[Entries from a dataset of interfaces]
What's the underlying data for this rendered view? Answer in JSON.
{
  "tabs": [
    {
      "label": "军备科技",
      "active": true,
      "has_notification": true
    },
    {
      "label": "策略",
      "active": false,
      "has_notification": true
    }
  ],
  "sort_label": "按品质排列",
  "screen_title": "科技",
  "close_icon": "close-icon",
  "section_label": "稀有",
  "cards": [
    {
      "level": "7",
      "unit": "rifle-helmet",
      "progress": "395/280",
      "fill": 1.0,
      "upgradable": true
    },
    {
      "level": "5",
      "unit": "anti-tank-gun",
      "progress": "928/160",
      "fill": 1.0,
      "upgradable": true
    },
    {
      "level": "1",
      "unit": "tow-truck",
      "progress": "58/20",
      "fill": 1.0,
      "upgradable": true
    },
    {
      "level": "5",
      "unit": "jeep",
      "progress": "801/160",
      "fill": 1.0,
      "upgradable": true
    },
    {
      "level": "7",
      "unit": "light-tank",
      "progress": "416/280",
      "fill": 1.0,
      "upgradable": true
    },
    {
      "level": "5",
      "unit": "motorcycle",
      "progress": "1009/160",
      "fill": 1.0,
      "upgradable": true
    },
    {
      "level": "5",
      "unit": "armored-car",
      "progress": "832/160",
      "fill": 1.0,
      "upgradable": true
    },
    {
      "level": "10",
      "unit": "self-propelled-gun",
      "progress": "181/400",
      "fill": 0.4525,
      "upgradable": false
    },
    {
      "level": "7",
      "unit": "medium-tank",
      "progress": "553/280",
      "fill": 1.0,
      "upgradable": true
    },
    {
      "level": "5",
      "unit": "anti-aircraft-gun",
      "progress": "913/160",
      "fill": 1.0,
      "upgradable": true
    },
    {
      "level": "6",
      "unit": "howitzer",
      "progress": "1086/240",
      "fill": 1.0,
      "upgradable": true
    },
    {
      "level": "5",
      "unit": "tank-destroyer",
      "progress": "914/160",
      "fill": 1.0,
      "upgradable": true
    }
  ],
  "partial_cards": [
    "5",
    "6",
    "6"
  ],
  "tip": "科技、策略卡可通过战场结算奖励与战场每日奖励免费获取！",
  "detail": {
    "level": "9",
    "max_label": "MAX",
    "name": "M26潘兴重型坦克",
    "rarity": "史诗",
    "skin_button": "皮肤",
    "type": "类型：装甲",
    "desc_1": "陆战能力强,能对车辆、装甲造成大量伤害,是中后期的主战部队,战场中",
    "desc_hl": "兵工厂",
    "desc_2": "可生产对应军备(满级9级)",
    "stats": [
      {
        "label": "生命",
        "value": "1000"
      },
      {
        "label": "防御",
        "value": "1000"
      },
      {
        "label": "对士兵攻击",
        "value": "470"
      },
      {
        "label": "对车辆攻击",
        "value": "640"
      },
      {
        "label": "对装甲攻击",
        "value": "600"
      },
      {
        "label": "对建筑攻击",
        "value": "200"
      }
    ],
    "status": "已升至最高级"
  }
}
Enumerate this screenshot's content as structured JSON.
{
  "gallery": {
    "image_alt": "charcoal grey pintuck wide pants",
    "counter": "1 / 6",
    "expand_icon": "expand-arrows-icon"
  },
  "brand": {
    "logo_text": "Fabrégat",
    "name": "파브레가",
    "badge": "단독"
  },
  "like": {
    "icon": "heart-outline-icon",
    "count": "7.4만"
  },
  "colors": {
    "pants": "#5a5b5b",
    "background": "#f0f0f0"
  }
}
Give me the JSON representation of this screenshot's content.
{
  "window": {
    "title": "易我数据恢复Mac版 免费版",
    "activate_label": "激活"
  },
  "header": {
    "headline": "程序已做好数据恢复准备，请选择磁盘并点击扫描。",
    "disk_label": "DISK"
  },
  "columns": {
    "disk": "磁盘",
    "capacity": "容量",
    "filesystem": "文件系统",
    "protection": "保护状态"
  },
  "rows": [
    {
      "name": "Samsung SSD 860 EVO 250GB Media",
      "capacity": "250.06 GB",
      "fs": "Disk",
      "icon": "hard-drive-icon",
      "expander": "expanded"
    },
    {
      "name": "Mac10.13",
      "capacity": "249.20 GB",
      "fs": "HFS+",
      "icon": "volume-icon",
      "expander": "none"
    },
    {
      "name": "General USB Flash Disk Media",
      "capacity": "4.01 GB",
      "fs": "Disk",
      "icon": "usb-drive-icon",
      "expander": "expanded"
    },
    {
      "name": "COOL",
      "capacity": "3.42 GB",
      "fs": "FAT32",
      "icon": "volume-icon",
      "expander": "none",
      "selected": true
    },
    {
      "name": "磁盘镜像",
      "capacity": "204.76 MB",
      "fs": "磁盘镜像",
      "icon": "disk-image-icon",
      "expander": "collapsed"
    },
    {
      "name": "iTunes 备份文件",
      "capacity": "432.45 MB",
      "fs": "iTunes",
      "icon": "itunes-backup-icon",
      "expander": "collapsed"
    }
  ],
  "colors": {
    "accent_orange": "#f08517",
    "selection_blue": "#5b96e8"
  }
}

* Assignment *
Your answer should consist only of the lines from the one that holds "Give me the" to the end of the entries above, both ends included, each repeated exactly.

* Exercise response *
Give me the JSON representation of this screenshot's content.
{
  "window": {
    "title": "易我数据恢复Mac版 免费版",
    "activate_label": "激活"
  },
  "header": {
    "headline": "程序已做好数据恢复准备，请选择磁盘并点击扫描。",
    "disk_label": "DISK"
  },
  "columns": {
    "disk": "磁盘",
    "capacity": "容量",
    "filesystem": "文件系统",
    "protection": "保护状态"
  },
  "rows": [
    {
      "name": "Samsung SSD 860 EVO 250GB Media",
      "capacity": "250.06 GB",
      "fs": "Disk",
      "icon": "hard-drive-icon",
      "expander": "expanded"
    },
    {
      "name": "Mac10.13",
      "capacity": "249.20 GB",
      "fs": "HFS+",
      "icon": "volume-icon",
      "expander": "none"
    },
    {
      "name": "General USB Flash Disk Media",
      "capacity": "4.01 GB",
      "fs": "Disk",
      "icon": "usb-drive-icon",
      "expander": "expanded"
    },
    {
      "name": "COOL",
      "capacity": "3.42 GB",
      "fs": "FAT32",
      "icon": "volume-icon",
      "expander": "none",
      "selected": true
    },
    {
      "name": "磁盘镜像",
      "capacity": "204.76 MB",
      "fs": "磁盘镜像",
      "icon": "disk-image-icon",
      "expander": "collapsed"
    },
    {
      "name": "iTunes 备份文件",
      "capacity": "432.45 MB",
      "fs": "iTunes",
      "icon": "itunes-backup-icon",
      "expander": "collapsed"
    }
  ],
  "colors": {
    "accent_orange": "#f08517",
    "selection_blue": "#5b96e8"
  }
}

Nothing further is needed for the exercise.